[Dataset entries]
==============================

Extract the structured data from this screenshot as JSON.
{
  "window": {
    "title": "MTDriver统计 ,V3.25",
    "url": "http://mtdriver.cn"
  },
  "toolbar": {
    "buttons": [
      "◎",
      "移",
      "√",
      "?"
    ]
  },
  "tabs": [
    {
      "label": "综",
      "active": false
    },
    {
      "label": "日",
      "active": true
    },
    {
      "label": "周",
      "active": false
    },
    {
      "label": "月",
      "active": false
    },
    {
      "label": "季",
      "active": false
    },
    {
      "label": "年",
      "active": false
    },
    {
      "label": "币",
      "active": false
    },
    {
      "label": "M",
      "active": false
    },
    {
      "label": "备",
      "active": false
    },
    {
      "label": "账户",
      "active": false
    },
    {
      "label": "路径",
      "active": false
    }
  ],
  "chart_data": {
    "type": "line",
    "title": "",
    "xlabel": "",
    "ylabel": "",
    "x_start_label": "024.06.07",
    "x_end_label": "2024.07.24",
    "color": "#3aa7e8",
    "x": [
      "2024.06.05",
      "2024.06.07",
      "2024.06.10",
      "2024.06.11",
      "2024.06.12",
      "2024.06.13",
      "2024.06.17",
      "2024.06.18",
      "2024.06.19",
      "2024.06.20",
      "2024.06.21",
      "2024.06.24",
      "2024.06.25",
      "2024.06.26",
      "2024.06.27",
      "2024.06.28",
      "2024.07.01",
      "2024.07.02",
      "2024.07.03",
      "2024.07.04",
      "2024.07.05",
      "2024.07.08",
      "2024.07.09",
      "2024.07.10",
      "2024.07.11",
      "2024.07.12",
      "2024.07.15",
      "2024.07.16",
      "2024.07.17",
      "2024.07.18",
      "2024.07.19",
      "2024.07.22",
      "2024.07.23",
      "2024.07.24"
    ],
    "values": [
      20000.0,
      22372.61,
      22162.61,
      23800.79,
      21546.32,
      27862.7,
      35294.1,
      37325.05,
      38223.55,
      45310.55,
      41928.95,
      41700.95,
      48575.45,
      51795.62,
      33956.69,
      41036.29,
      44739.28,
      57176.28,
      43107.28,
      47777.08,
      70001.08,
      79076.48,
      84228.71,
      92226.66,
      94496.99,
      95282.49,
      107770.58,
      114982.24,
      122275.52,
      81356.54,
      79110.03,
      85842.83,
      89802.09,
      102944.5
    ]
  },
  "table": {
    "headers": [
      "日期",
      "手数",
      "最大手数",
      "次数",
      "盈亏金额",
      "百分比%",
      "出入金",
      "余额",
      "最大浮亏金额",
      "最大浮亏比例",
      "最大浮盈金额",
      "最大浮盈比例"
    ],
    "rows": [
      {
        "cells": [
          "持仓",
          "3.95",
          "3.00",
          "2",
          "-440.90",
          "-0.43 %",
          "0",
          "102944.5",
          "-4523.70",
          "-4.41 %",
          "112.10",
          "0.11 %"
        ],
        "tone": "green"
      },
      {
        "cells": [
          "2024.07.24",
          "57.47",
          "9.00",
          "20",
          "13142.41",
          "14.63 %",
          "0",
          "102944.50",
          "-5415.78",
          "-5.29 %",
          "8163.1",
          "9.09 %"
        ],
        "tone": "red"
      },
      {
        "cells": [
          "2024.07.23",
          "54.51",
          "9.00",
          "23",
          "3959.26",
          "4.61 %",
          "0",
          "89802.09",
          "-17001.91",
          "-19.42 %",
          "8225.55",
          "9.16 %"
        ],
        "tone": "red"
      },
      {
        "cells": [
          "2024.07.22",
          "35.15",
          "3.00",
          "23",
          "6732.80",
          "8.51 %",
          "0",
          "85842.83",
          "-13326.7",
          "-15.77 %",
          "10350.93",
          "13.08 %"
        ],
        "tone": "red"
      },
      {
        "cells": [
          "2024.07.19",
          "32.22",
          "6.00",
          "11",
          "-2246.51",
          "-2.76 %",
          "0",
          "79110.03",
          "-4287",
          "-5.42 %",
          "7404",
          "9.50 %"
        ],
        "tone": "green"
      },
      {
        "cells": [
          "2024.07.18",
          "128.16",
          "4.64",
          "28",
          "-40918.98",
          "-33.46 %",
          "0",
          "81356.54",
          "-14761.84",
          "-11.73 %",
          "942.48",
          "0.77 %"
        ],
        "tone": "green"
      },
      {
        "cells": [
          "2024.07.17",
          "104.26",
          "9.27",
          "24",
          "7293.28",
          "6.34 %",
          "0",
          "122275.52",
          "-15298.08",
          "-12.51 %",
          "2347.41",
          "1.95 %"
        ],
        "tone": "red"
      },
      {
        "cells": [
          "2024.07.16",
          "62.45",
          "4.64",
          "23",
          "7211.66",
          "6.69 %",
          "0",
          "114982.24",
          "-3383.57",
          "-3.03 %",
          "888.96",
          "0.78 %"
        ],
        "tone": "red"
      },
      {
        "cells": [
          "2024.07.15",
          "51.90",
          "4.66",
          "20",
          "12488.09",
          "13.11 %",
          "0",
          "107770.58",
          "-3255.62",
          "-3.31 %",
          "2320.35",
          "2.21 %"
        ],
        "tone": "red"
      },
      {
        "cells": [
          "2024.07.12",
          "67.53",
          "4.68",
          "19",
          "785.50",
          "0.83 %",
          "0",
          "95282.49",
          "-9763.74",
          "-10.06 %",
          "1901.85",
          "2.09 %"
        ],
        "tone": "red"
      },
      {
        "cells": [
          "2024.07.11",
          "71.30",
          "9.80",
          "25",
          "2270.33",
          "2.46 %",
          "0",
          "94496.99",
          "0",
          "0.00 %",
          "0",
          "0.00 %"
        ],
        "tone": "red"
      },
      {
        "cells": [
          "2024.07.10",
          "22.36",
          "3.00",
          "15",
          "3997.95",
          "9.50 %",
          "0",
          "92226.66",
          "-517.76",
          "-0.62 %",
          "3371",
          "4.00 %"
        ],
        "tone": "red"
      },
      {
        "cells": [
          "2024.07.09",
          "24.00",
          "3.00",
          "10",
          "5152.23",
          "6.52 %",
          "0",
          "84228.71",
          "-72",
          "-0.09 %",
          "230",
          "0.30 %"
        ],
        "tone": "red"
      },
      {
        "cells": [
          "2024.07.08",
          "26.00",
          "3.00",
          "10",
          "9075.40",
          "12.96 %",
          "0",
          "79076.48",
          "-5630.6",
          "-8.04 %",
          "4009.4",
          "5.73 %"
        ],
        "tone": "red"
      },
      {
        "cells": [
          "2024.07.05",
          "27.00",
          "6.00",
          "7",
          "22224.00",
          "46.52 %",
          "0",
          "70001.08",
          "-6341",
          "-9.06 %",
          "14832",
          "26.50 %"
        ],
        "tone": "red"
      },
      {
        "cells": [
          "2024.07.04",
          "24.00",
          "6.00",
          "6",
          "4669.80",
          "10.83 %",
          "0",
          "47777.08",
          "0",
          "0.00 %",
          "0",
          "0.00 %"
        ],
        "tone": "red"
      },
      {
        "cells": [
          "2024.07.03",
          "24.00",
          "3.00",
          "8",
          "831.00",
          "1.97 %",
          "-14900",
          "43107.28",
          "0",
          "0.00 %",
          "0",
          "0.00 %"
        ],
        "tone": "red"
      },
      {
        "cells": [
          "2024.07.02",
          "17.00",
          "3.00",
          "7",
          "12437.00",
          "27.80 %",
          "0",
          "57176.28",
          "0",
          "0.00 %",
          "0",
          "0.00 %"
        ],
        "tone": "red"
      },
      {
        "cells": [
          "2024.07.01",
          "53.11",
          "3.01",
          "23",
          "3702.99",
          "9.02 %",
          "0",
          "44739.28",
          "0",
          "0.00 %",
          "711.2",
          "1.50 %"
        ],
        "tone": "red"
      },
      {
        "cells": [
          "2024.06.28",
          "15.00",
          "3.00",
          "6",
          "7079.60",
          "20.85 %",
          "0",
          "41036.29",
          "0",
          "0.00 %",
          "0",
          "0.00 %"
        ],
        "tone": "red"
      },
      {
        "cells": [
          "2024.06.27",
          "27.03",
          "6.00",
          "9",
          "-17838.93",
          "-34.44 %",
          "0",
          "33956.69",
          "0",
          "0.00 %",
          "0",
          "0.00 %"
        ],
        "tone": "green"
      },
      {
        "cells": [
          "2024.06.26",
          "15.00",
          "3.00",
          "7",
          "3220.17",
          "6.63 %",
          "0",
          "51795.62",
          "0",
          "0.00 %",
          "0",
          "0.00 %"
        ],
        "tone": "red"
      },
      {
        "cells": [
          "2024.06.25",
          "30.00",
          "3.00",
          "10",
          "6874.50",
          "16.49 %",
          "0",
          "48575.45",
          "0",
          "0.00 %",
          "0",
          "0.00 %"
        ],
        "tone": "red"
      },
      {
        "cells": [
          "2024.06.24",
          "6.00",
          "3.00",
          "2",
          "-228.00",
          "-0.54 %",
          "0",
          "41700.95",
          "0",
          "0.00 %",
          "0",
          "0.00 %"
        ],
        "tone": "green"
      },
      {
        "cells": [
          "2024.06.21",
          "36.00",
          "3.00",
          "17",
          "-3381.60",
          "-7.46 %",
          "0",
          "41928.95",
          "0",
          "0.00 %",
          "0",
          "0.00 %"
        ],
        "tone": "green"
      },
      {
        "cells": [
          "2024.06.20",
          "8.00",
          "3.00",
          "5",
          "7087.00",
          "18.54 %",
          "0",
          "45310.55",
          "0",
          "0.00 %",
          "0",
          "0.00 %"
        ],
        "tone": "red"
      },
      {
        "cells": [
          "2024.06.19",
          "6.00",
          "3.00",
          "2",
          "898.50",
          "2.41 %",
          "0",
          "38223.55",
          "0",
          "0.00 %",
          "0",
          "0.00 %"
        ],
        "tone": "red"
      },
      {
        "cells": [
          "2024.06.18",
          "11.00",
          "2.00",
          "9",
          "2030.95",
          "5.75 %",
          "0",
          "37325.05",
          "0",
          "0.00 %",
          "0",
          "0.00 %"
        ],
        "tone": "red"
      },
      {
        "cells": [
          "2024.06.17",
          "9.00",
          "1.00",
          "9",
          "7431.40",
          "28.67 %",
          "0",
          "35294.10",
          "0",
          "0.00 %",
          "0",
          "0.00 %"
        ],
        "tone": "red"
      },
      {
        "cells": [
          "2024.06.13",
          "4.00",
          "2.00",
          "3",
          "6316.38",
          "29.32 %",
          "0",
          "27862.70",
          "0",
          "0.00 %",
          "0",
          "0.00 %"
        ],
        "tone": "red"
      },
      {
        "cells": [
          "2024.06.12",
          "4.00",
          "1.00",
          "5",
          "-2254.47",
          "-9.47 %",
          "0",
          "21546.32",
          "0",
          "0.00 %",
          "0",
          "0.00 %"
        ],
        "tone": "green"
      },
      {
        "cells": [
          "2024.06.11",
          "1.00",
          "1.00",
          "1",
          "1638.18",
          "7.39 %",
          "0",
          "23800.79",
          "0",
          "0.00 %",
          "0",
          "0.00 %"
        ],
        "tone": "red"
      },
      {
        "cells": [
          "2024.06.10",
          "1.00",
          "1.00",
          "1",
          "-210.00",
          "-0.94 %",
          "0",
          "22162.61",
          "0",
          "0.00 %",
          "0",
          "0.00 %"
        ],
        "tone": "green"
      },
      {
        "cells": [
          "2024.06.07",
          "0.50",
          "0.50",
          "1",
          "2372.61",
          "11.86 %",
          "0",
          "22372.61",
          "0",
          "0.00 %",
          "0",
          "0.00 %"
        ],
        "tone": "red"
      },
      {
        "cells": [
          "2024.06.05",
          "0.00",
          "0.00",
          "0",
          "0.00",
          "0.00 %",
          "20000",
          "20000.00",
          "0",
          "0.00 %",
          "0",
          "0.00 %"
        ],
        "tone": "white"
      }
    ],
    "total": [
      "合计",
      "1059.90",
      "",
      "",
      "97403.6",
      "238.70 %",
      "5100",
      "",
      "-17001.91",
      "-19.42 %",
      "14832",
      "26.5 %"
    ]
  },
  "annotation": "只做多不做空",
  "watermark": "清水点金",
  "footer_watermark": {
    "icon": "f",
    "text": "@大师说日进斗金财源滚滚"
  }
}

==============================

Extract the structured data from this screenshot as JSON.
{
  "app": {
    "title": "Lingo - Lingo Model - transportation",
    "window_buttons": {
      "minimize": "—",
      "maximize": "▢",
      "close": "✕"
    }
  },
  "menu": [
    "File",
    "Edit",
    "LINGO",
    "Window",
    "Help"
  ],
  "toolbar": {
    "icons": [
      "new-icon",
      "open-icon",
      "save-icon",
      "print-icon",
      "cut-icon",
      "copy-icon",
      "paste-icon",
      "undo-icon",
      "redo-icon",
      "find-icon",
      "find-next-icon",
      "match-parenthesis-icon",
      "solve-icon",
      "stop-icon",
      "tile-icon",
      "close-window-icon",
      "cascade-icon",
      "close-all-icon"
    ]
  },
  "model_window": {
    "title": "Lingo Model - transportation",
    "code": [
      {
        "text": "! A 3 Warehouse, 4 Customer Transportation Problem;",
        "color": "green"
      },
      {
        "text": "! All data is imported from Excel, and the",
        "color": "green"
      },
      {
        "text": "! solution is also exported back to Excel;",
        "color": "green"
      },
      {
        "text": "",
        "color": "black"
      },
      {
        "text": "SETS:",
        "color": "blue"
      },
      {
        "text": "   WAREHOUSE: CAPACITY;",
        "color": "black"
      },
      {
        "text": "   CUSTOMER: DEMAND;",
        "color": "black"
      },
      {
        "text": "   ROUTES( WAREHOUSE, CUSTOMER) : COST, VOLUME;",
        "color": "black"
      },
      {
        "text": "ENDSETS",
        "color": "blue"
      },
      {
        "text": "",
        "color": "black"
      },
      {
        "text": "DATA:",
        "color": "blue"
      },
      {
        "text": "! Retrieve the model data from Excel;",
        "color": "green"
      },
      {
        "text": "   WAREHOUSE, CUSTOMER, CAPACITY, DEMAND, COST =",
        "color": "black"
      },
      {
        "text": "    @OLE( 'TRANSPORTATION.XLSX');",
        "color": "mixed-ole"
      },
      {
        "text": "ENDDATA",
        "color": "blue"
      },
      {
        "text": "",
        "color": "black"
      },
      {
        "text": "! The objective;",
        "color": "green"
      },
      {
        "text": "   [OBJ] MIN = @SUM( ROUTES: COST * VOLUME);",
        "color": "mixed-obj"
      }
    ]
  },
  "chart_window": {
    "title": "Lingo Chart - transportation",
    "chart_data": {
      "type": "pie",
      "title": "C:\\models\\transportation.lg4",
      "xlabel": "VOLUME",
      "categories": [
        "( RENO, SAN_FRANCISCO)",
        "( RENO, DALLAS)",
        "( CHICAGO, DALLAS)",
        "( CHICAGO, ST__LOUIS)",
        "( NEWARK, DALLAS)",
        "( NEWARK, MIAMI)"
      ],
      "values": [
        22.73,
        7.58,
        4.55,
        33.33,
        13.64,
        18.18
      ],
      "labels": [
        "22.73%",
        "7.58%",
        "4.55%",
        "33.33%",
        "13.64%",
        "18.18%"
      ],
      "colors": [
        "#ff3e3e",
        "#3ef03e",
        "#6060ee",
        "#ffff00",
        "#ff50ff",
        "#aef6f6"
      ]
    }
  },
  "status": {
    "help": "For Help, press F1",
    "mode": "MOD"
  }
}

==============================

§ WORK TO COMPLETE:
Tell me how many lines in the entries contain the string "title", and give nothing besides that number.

§ REPLY TO THE EXERCISE:
6